■ WHAT IS NEEDED:
Count how many lines in the entries below hold the string "label", and respond with that number only.

MATERIAL PROVIDED section start

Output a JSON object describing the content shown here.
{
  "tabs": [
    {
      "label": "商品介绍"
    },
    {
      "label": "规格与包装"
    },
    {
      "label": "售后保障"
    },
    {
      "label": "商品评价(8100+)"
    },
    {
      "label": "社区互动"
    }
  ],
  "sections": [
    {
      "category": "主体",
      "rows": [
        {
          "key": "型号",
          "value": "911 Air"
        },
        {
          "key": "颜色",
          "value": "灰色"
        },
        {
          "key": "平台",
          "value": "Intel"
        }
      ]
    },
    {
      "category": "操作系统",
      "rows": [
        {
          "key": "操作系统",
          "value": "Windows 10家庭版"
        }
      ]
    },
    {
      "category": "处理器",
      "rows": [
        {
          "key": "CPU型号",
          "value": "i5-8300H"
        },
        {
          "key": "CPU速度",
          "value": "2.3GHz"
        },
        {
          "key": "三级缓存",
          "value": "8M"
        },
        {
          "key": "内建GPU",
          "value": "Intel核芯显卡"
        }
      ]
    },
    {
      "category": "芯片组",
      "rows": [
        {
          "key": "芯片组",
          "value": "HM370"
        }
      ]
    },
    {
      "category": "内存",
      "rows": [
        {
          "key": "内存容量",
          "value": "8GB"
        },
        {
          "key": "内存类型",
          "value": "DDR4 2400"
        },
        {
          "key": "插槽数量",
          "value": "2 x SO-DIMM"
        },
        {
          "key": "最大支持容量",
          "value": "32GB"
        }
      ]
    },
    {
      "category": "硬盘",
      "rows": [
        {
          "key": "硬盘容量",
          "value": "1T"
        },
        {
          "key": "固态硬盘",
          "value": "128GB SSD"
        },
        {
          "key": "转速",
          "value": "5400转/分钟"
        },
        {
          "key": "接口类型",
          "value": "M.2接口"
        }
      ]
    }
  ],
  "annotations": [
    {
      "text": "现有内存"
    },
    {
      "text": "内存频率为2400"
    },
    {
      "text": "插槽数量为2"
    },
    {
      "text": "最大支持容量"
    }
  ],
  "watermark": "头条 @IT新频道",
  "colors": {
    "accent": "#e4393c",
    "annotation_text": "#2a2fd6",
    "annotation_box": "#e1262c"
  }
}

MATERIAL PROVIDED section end

■ FINISHED EXERCISE:
5